The phone rings and the front desk says, “Hitesh the tailor is here.”
“Yes, please send him up.”
A few minutes later I open the door. Hitesh Chhabria is standing in the foyer with two bags and a black and red garment cover bearing the logo of his shop, the Immediate Boutique. We shake hands and I invite him in. He takes off his shoes and we talk for a moment about our days and life in Mumbai. Continue reading “I KNOW A GOOD TAILOR IN BOMBAY…”
The Sailor Strap. With a variety of colors from royal blue to olive and standard black, sturdy stainless steel rings to attached the strap and Italian leather they look great, but how do they perform with daily use? Continue reading “THE SAILOR STRAP”

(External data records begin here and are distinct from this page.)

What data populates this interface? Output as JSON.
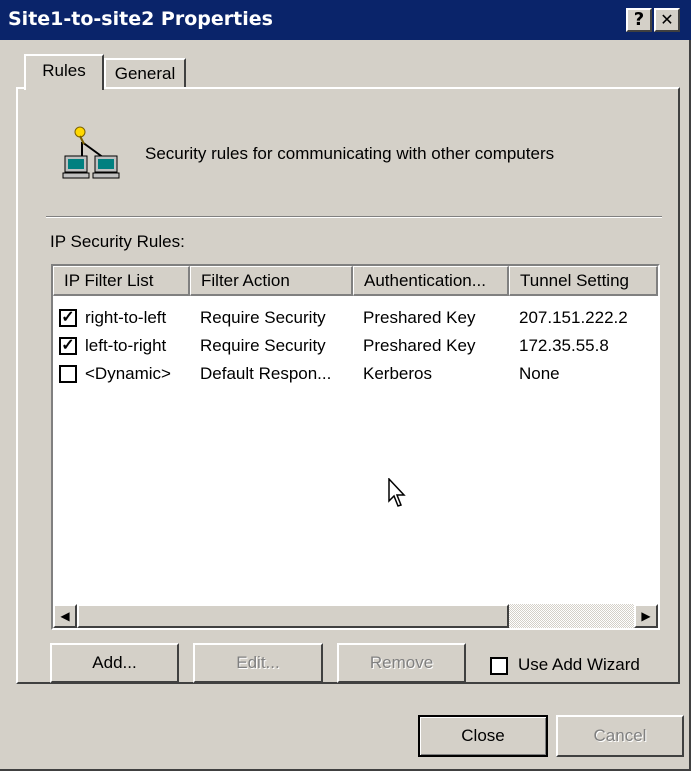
{
  "window": {
    "title": "Site1-to-site2 Properties",
    "help_glyph": "?",
    "close_glyph": "✕"
  },
  "tabs": [
    {
      "label": "Rules"
    },
    {
      "label": "General"
    }
  ],
  "description": "Security rules for communicating with other computers",
  "rules_label": "IP Security Rules:",
  "columns": [
    "IP Filter List",
    "Filter Action",
    "Authentication...",
    "Tunnel Setting"
  ],
  "rows": [
    {
      "checked": true,
      "check_glyph": "✓",
      "filter": "right-to-left",
      "action": "Require Security",
      "auth": "Preshared Key",
      "tunnel": "207.151.222.2"
    },
    {
      "checked": true,
      "check_glyph": "✓",
      "filter": "left-to-right",
      "action": "Require Security",
      "auth": "Preshared Key",
      "tunnel": "172.35.55.8"
    },
    {
      "checked": false,
      "check_glyph": "",
      "filter": "<Dynamic>",
      "action": "Default Respon...",
      "auth": "Kerberos",
      "tunnel": "None"
    }
  ],
  "scroll": {
    "left_glyph": "◀",
    "right_glyph": "▶"
  },
  "buttons": {
    "add": "Add...",
    "edit": "Edit...",
    "remove": "Remove",
    "close": "Close",
    "cancel": "Cancel"
  },
  "wizard_label": "Use Add Wizard",
  "colors": {
    "titlebar": "#0a246a",
    "face": "#d4d0c8"
  },
  "icons": {
    "header_icon": "network-computers-icon",
    "cursor": "mouse-pointer-icon"
  }
}
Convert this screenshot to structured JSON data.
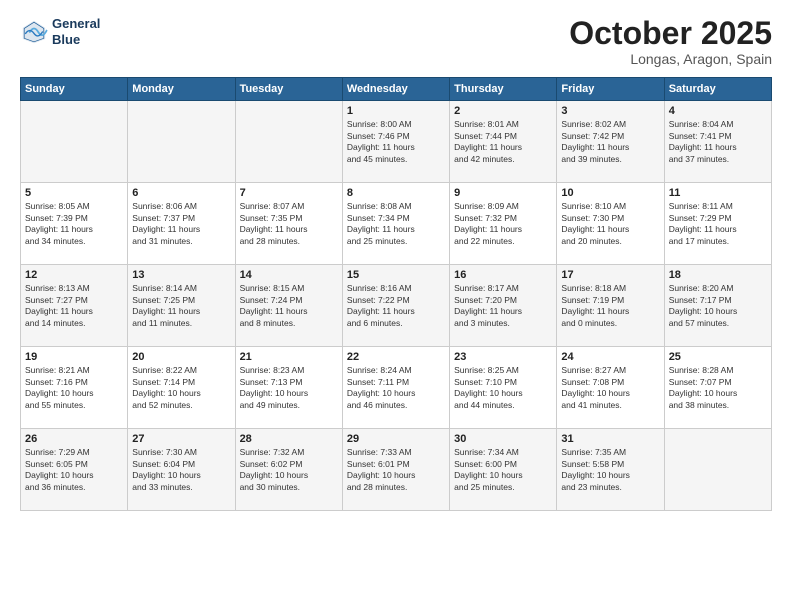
{
  "header": {
    "logo_line1": "General",
    "logo_line2": "Blue",
    "month": "October 2025",
    "location": "Longas, Aragon, Spain"
  },
  "weekdays": [
    "Sunday",
    "Monday",
    "Tuesday",
    "Wednesday",
    "Thursday",
    "Friday",
    "Saturday"
  ],
  "weeks": [
    [
      {
        "day": "",
        "info": ""
      },
      {
        "day": "",
        "info": ""
      },
      {
        "day": "",
        "info": ""
      },
      {
        "day": "1",
        "info": "Sunrise: 8:00 AM\nSunset: 7:46 PM\nDaylight: 11 hours\nand 45 minutes."
      },
      {
        "day": "2",
        "info": "Sunrise: 8:01 AM\nSunset: 7:44 PM\nDaylight: 11 hours\nand 42 minutes."
      },
      {
        "day": "3",
        "info": "Sunrise: 8:02 AM\nSunset: 7:42 PM\nDaylight: 11 hours\nand 39 minutes."
      },
      {
        "day": "4",
        "info": "Sunrise: 8:04 AM\nSunset: 7:41 PM\nDaylight: 11 hours\nand 37 minutes."
      }
    ],
    [
      {
        "day": "5",
        "info": "Sunrise: 8:05 AM\nSunset: 7:39 PM\nDaylight: 11 hours\nand 34 minutes."
      },
      {
        "day": "6",
        "info": "Sunrise: 8:06 AM\nSunset: 7:37 PM\nDaylight: 11 hours\nand 31 minutes."
      },
      {
        "day": "7",
        "info": "Sunrise: 8:07 AM\nSunset: 7:35 PM\nDaylight: 11 hours\nand 28 minutes."
      },
      {
        "day": "8",
        "info": "Sunrise: 8:08 AM\nSunset: 7:34 PM\nDaylight: 11 hours\nand 25 minutes."
      },
      {
        "day": "9",
        "info": "Sunrise: 8:09 AM\nSunset: 7:32 PM\nDaylight: 11 hours\nand 22 minutes."
      },
      {
        "day": "10",
        "info": "Sunrise: 8:10 AM\nSunset: 7:30 PM\nDaylight: 11 hours\nand 20 minutes."
      },
      {
        "day": "11",
        "info": "Sunrise: 8:11 AM\nSunset: 7:29 PM\nDaylight: 11 hours\nand 17 minutes."
      }
    ],
    [
      {
        "day": "12",
        "info": "Sunrise: 8:13 AM\nSunset: 7:27 PM\nDaylight: 11 hours\nand 14 minutes."
      },
      {
        "day": "13",
        "info": "Sunrise: 8:14 AM\nSunset: 7:25 PM\nDaylight: 11 hours\nand 11 minutes."
      },
      {
        "day": "14",
        "info": "Sunrise: 8:15 AM\nSunset: 7:24 PM\nDaylight: 11 hours\nand 8 minutes."
      },
      {
        "day": "15",
        "info": "Sunrise: 8:16 AM\nSunset: 7:22 PM\nDaylight: 11 hours\nand 6 minutes."
      },
      {
        "day": "16",
        "info": "Sunrise: 8:17 AM\nSunset: 7:20 PM\nDaylight: 11 hours\nand 3 minutes."
      },
      {
        "day": "17",
        "info": "Sunrise: 8:18 AM\nSunset: 7:19 PM\nDaylight: 11 hours\nand 0 minutes."
      },
      {
        "day": "18",
        "info": "Sunrise: 8:20 AM\nSunset: 7:17 PM\nDaylight: 10 hours\nand 57 minutes."
      }
    ],
    [
      {
        "day": "19",
        "info": "Sunrise: 8:21 AM\nSunset: 7:16 PM\nDaylight: 10 hours\nand 55 minutes."
      },
      {
        "day": "20",
        "info": "Sunrise: 8:22 AM\nSunset: 7:14 PM\nDaylight: 10 hours\nand 52 minutes."
      },
      {
        "day": "21",
        "info": "Sunrise: 8:23 AM\nSunset: 7:13 PM\nDaylight: 10 hours\nand 49 minutes."
      },
      {
        "day": "22",
        "info": "Sunrise: 8:24 AM\nSunset: 7:11 PM\nDaylight: 10 hours\nand 46 minutes."
      },
      {
        "day": "23",
        "info": "Sunrise: 8:25 AM\nSunset: 7:10 PM\nDaylight: 10 hours\nand 44 minutes."
      },
      {
        "day": "24",
        "info": "Sunrise: 8:27 AM\nSunset: 7:08 PM\nDaylight: 10 hours\nand 41 minutes."
      },
      {
        "day": "25",
        "info": "Sunrise: 8:28 AM\nSunset: 7:07 PM\nDaylight: 10 hours\nand 38 minutes."
      }
    ],
    [
      {
        "day": "26",
        "info": "Sunrise: 7:29 AM\nSunset: 6:05 PM\nDaylight: 10 hours\nand 36 minutes."
      },
      {
        "day": "27",
        "info": "Sunrise: 7:30 AM\nSunset: 6:04 PM\nDaylight: 10 hours\nand 33 minutes."
      },
      {
        "day": "28",
        "info": "Sunrise: 7:32 AM\nSunset: 6:02 PM\nDaylight: 10 hours\nand 30 minutes."
      },
      {
        "day": "29",
        "info": "Sunrise: 7:33 AM\nSunset: 6:01 PM\nDaylight: 10 hours\nand 28 minutes."
      },
      {
        "day": "30",
        "info": "Sunrise: 7:34 AM\nSunset: 6:00 PM\nDaylight: 10 hours\nand 25 minutes."
      },
      {
        "day": "31",
        "info": "Sunrise: 7:35 AM\nSunset: 5:58 PM\nDaylight: 10 hours\nand 23 minutes."
      },
      {
        "day": "",
        "info": ""
      }
    ]
  ]
}
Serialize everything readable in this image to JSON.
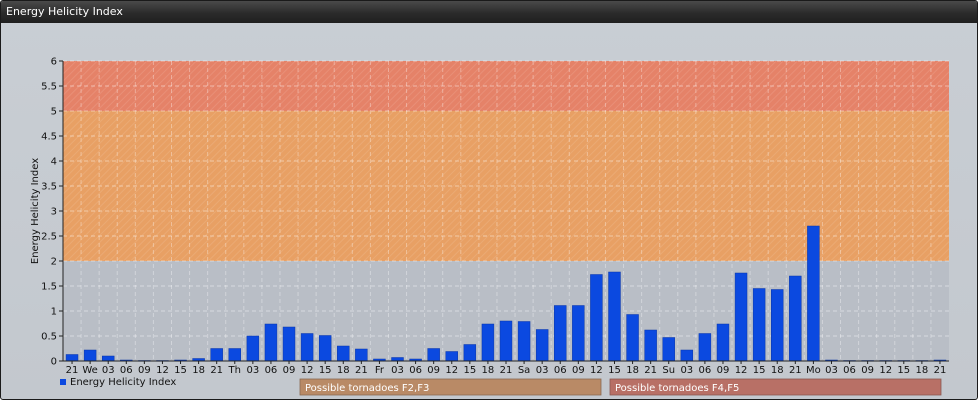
{
  "window": {
    "title": "Energy Helicity Index"
  },
  "chart_data": {
    "type": "bar",
    "title": "",
    "ylabel": "Energy Helicity Index",
    "xlabel": "",
    "ylim": [
      0,
      6
    ],
    "yticks": [
      "0",
      "0.5",
      "1",
      "1.5",
      "2",
      "2.5",
      "3",
      "3.5",
      "4",
      "4.5",
      "5",
      "5.5",
      "6"
    ],
    "grid": true,
    "legend": "bottom-left",
    "series_color": "#0b49e0",
    "categories": [
      "21",
      "We",
      "03",
      "06",
      "09",
      "12",
      "15",
      "18",
      "21",
      "Th",
      "03",
      "06",
      "09",
      "12",
      "15",
      "18",
      "21",
      "Fr",
      "03",
      "06",
      "09",
      "12",
      "15",
      "18",
      "21",
      "Sa",
      "03",
      "06",
      "09",
      "12",
      "15",
      "18",
      "21",
      "Su",
      "03",
      "06",
      "09",
      "12",
      "15",
      "18",
      "21",
      "Mo",
      "03",
      "06",
      "09",
      "12",
      "15",
      "18",
      "21"
    ],
    "series": [
      {
        "name": "Energy Helicity Index",
        "values": [
          0.13,
          0.22,
          0.1,
          0.02,
          0.01,
          0.01,
          0.02,
          0.05,
          0.25,
          0.25,
          0.5,
          0.74,
          0.68,
          0.55,
          0.51,
          0.3,
          0.24,
          0.04,
          0.07,
          0.04,
          0.25,
          0.19,
          0.33,
          0.74,
          0.8,
          0.79,
          0.63,
          1.11,
          1.11,
          1.73,
          1.78,
          0.93,
          0.62,
          0.47,
          0.22,
          0.55,
          0.74,
          1.76,
          1.45,
          1.43,
          1.7,
          2.7,
          0.02,
          0.01,
          0.01,
          0.01,
          0.01,
          0.01,
          0.02
        ]
      }
    ],
    "bands": [
      {
        "from": 2,
        "to": 5,
        "label": "Possible tornadoes F2,F3",
        "color": "#e8a064"
      },
      {
        "from": 5,
        "to": 6,
        "label": "Possible tornadoes F4,F5",
        "color": "#e58268"
      }
    ]
  }
}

Potentially huge news for instant photographers, the majority shareholder of Polaroid is now the same majority shareholder of Impossible Project. Impossible is the last manufacturer of instant pack film (the type our one steps require) and is preparing to release their new Gen 4 color formula any time now. Their Gen 3 color film was met with widespread praise and is considered by many (myself included) to be their best color film yet.
No information yet from Impossible or Polaroid as to what this may mean for their brand and future. But it’s certainly big news that has the potential to change the instant film landscape.
On a small grass mound between two roads on the edge of a small town, sits a small shrine featuring details in construction from the years past railroad industry. Continue reading “THE MATHENY RD SHRINE”
RUS RUS, La Miskitia, Honduras—On my first trip to Honduras, more than 12 years ago, we were on another plane full of missionaries and Hondurans returning home. As the jet banked to descend into San Pedro Sula there were thatched huts and fields of palms and a river dark with red silt curving over the flat plain. Some missionary kid a row or two behind me began whistling the theme to Indiana Jones and the Raiders of the Lost Ark and I thought, “This is how it ought to begin.” Continue reading “RUS RUS”
Recently I was given unprecedented access to the Roseville Prison. The prison is now privately owned and is closed off to the public, photographers, documenters, urban explorers, journalists or anyone else who wants to see this historical and supposedly haunted location up close.